A significant change has taken place in our quest to become a participant in the Nuclear Suppliers’ Group [NSG]: it is now a question of “when” rather than “whether”. The United States, which has over the last year become an influential advocate for India’s case, believes that this will happen by the end of this year. The White House said as much after the Seoul plenary this week, where India’s membership was discussed. A final decision is awaited.
On the eve of this NSG meeting, nations like Canada, which were once either wary of, or hostile to, our nuclear programme, publicly argued for our admission on a priority basis. The word used was “soonest”. This has been the refrain from Washington, London, Paris and Moscow. All the major nuclear powers, barring China, want us in.
This has not happened by accident. It is a dividend of a new development in our diplomacy: the pursuit of clear objectives with relentless vigour and self-assurance, determined by a calendar conforming to our interests rather than the sluggish movement of international norm. Multilateral bodies which require consensus on such issues have traditionally pushed problems into the open space of undefined time. It goes without saying that little suits the diplomatic calm better than the status quo. We faced institutional inertia in MTCR [Missile Technology Control Regime], and, earlier this month, overcame it with support from friends.
Prime Minister Narendra Modi challenged the NSG status quo with a careful argument that included our commitment on climate change, given at Paris last year, where we promised 40% non-fossil power generation capacity by 2030. This argument turned powerful friends into allies. They understand the logic: India is ready to do more than its bit on climate change, but the world must then support India’s participation in nuclear commerce.
For anyone to raise non-proliferation as an issue against India in order to protect Pakistan must be the ultimate irony, if not an outright joke. And the fact that even China’s objection was about process rather than eligibility is evidence that India’s credibility is not in question.

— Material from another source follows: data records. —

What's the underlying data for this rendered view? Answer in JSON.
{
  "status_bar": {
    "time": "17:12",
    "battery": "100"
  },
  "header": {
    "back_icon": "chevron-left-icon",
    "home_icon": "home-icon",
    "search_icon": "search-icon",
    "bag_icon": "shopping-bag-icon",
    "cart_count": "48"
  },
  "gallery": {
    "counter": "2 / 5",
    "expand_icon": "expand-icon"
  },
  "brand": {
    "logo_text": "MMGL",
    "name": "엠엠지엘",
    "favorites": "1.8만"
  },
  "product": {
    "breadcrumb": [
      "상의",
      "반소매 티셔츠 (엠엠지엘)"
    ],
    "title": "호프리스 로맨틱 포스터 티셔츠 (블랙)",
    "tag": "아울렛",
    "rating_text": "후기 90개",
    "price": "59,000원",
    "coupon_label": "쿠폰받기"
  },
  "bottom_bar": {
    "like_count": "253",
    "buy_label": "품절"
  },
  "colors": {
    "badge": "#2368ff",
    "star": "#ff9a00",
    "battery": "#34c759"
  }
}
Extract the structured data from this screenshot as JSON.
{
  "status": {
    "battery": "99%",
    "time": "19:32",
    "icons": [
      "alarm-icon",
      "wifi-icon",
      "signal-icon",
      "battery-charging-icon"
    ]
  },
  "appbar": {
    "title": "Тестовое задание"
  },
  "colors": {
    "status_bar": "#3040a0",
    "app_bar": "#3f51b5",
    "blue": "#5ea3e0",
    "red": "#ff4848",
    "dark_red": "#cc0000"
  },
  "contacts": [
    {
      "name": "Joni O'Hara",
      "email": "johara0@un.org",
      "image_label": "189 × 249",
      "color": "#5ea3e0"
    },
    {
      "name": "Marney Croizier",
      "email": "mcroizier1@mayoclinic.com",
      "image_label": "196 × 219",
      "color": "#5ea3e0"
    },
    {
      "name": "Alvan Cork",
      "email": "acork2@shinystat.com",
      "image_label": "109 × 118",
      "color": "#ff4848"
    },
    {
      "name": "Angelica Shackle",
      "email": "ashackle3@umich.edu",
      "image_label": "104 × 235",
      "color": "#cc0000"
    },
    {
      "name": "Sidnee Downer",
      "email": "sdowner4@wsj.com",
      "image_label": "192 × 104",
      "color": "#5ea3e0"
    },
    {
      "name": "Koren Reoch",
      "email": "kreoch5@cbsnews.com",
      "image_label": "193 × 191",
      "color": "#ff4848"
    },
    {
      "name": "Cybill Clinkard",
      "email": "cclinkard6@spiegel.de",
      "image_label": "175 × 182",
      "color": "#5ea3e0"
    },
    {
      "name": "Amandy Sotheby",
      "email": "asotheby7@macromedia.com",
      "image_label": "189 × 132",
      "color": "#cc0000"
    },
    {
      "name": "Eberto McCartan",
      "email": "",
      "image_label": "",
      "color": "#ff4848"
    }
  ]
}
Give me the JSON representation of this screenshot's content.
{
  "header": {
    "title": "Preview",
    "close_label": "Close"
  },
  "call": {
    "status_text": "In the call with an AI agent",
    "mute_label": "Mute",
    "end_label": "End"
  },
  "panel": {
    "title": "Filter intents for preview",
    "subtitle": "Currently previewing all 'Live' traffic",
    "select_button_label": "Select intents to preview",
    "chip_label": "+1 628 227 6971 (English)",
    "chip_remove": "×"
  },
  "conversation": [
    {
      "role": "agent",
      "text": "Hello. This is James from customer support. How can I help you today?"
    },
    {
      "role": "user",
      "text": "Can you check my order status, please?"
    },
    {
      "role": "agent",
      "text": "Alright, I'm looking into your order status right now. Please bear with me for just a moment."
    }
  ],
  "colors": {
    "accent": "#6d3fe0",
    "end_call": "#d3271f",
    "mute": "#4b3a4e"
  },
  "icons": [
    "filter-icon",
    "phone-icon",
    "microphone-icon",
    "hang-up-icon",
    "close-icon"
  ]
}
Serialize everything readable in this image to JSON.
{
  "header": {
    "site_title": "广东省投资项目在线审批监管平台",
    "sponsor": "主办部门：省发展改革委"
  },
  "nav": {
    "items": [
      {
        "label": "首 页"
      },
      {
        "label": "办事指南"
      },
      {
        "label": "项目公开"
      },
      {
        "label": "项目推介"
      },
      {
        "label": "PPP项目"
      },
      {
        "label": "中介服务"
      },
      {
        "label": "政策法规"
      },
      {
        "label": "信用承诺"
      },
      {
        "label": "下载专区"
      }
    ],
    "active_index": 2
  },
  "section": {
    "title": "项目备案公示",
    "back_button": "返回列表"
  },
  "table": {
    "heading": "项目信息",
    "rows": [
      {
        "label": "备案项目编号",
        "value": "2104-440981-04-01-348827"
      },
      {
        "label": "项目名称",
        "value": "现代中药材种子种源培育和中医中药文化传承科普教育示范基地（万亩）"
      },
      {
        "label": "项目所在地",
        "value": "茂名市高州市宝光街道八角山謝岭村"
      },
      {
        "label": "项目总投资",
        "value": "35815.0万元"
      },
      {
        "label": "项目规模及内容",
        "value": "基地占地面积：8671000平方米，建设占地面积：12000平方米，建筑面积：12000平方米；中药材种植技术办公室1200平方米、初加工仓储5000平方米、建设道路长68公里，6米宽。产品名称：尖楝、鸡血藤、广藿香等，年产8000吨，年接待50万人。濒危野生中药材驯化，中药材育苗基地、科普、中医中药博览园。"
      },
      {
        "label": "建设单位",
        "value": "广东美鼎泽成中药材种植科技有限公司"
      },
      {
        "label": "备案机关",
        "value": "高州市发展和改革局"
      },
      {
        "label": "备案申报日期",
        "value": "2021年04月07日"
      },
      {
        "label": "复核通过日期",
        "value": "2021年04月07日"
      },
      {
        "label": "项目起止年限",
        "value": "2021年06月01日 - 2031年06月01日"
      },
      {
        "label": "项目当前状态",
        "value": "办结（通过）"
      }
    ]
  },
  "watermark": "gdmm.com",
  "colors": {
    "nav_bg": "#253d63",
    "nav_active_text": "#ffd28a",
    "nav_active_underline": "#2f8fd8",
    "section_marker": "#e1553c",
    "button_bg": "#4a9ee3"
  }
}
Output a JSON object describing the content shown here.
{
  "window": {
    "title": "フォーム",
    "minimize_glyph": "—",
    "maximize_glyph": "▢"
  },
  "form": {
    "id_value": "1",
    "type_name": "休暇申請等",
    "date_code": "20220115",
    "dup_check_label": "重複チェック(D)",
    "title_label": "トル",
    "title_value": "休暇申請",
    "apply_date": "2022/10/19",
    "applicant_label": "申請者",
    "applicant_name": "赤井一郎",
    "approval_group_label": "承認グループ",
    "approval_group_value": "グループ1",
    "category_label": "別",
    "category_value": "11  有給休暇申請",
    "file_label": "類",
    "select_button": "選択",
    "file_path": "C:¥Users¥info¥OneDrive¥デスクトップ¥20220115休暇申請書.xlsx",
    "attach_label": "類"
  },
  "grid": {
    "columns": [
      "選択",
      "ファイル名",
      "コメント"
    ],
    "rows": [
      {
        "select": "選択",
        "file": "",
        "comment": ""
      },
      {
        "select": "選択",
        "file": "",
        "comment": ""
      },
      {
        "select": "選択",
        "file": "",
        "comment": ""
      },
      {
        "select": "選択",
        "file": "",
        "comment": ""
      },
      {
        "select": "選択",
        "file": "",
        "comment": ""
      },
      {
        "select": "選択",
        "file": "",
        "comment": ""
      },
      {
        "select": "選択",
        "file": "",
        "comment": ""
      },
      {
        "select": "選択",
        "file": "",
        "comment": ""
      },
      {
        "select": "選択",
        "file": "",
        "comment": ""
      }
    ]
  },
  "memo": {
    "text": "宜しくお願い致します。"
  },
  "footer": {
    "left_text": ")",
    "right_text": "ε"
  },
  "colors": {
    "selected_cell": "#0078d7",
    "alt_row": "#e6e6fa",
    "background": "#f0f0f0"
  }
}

The second reason is India’s record on non-proliferation. We know that China’s resistance, described as “procedural hurdles”, is its desire to protect its strategic friendship with Pakistan. Beijing’s formal contention, however, was that India must sign the Non-Proliferation Treaty [NPT] before it can become a member. Why have the other nuclear powers, America, Russia, France and Britain, refused to buy this line? Because India’s track record on non-proliferation has been exemplary. There has never ever been a single whisper against India, which began building nuclear capability in the mid-1950s.
Pakistan, in contrast, has a history of proliferation. In 2002, President George W. Bush named Pakistan as a nuclear hotspot in his State of the Union address. The definitive book on the subject is Deception: Pakistan, the United States and the Global Nuclear Weapons Conspiracy by Adrian Levy and Catherine Scott-Clark. The blurb notes that “Pakistan in fact betrayed the West, building a vast nuclear arsenal with US aid money and selling the technology to other countries while giving shelter to the resurgent Taliban and al-Qaeda”. Its most famous nuclear scientist, Dr Abdul Qadeer Khan, nicknamed “Typhoid Murphy”, sold knowhow for cash—sometimes disguising greed in ideology. In an extraordinary dénouement, Khan was forced to acknowledge his crimes on public television on 4 February 2004. He was running a black market in nuclear technology for clients as diverse as Libya and North Korea. It was obvious that he could not have done this alone, but he was made the fall guy by the military. President Bush said: “Khan has confessed his crimes and his top associates are out of business.” This confirmed that he did have associates. Bush added, “President Musharraf has promised to share all the information he learns about the Khan network, and has assured us that his country will never again be a source of proliferation.” Even Pakistan’s President had to admit his nation’s culpability. Khan’s pay-off was both literal and physical: he was allowed to keep the cash he had made on the side, and shunted off to quiet retirement instead of prison.
Contrast this with a statement made by NSG in 2008, where the institution accepts that India has contributed to “widest possible implementation of the provisions and objectives of the Treaty on the Non-Proliferation of Nuclear Weapons”. Nothing more needs to be said, particularly within NSG. For anyone to raise non-proliferation as an issue against India in order to protect Pakistan must be the ultimate irony, if not an outright joke. And the fact that even China’s objection was about process rather than eligibility is evidence that India’s credibility is not in question.
Diplomacy is a long game. We have delivered results quickly in matters like missile technology. Membership of NSG is only a matter of time, and not too much time either.